The audit recommends that the authority receive reimbursement from the board members and employees for the excess travel costs, as stipulated in the report.
The audit says the $85,000 annual salary of authority accountant Cindy Gaugler was appropriate and in line with similar salaries in the city and other housing authorities in the region.
The audit found that Spychalski’s use of an authority vehicle was authorized and in compliance with contractual provisions. The use of an authority vehicle by Spychalski had been an issue raised in the press, as was the use of Spychalski’s brother’s repair shop to repair authority vehicles. The authority stopped that arrangement early this year.
Eric Weller, chairman of the authority’s Board of Commissioners, provided eight pages of responses to the audit’s findings and recommendations.
“We feel vindicated to the degree that the audit found no fiscal mismanagement or inappropriate use of public funds,” he says in the response.
Weller, however, takes issue with other findings in the audit, including Spychalski’s pay. Authority officials have also noted that Spychalski was a project manager for the Saratoga Springs Housing Authority before he was named executive director.
When he was named executive director, the project manager position was not filled, and Spychalski performs both duties, they said.
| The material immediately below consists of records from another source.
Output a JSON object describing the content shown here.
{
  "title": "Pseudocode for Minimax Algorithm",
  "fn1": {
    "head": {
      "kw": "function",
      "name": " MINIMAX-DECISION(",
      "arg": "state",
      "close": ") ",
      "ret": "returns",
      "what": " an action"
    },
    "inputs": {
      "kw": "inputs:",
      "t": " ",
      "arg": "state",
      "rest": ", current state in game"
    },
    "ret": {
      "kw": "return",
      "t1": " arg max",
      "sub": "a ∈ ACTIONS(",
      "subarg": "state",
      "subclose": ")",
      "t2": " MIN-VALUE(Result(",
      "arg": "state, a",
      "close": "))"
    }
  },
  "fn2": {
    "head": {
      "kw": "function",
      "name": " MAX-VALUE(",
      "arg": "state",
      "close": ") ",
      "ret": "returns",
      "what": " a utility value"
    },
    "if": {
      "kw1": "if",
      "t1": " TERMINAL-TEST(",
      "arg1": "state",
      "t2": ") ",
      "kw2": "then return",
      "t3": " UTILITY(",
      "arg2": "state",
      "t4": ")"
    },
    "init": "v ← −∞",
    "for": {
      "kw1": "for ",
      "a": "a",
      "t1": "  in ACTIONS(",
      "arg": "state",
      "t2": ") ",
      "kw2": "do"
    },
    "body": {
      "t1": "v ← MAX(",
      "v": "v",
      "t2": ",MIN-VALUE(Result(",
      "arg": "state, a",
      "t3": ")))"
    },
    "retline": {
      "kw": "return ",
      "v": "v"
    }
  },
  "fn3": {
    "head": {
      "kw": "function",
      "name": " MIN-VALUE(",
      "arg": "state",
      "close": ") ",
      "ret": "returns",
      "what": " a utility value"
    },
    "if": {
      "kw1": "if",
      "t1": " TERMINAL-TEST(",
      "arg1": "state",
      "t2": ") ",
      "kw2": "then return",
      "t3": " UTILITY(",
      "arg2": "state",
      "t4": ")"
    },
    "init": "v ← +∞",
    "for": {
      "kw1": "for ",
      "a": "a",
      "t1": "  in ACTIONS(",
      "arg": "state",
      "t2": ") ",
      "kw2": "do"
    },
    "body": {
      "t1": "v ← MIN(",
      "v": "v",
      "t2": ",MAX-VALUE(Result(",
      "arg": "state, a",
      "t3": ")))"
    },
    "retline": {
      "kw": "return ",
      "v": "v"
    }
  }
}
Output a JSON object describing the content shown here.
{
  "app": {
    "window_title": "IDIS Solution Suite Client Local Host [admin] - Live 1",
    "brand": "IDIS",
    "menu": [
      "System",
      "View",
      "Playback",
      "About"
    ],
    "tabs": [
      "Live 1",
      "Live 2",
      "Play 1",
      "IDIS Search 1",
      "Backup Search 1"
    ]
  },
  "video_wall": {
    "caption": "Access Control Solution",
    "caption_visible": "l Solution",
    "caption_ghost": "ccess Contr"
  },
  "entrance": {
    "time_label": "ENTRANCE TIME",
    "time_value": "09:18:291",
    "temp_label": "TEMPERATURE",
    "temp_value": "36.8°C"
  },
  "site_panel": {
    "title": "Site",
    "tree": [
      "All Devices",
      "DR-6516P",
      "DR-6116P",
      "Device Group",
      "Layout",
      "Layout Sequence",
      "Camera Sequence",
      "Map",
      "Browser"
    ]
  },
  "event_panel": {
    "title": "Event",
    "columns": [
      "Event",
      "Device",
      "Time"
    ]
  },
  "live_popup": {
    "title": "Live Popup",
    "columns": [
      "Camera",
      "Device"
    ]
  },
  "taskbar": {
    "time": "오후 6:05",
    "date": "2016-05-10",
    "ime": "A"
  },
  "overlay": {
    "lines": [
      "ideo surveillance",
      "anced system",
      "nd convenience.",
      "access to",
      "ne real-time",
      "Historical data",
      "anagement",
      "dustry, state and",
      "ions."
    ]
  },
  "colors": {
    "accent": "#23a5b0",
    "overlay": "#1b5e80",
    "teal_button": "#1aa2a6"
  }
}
“On the issue of the director’s total salary, this is an issue more complex in reality than may appear on the surface because of the vagueness in [the U.S. Department of Housing and Urban Development’s] most recent advisory on salary caps for executive directors, based solely on agency size as measured by the number of housing units under his administration,” Weller writes.
The suggested salary for Spychalski under these guidelines is capped at $125,000 per year. Weller said Spychalski and the authority have a contractual agreement on his salary and holding him to a federal salary cap could lead to litigation.
Weller also took exception to the recommendation that the authority Board of Commissioners should audit all bills before they are paid. The auditors tested 75 vendor payments totalling $449,333 and found the claims were nearly always paid without any review by board members.
Weller said the executive director and authority accountant review all these bills before they are paid. Weller said the board reviews all vendor payments and asks questions about them, but not before the bills are paid.
He said the volunteer authority board meets once a month, while bills come in daily and must be paid on a regular basis. He said they are appropriately reviewed and paid by the authority’s paid administrative staff.
During the discussion of the authority over the past year, the issue of Spychalski’s son and daughter being on the payroll led to allegations of nepotism. The son was hired as a laborer by the previous executive director in 2005, and no waiver was required in the federal nepotism regulations, the audit said. The son resigned from his position early this year.
The audit also finds that the hiring of the daughter in 2009 was appropriate and complied with Civil Service Law and that HUD, after an investigation, granted a waiver for her hiring in April.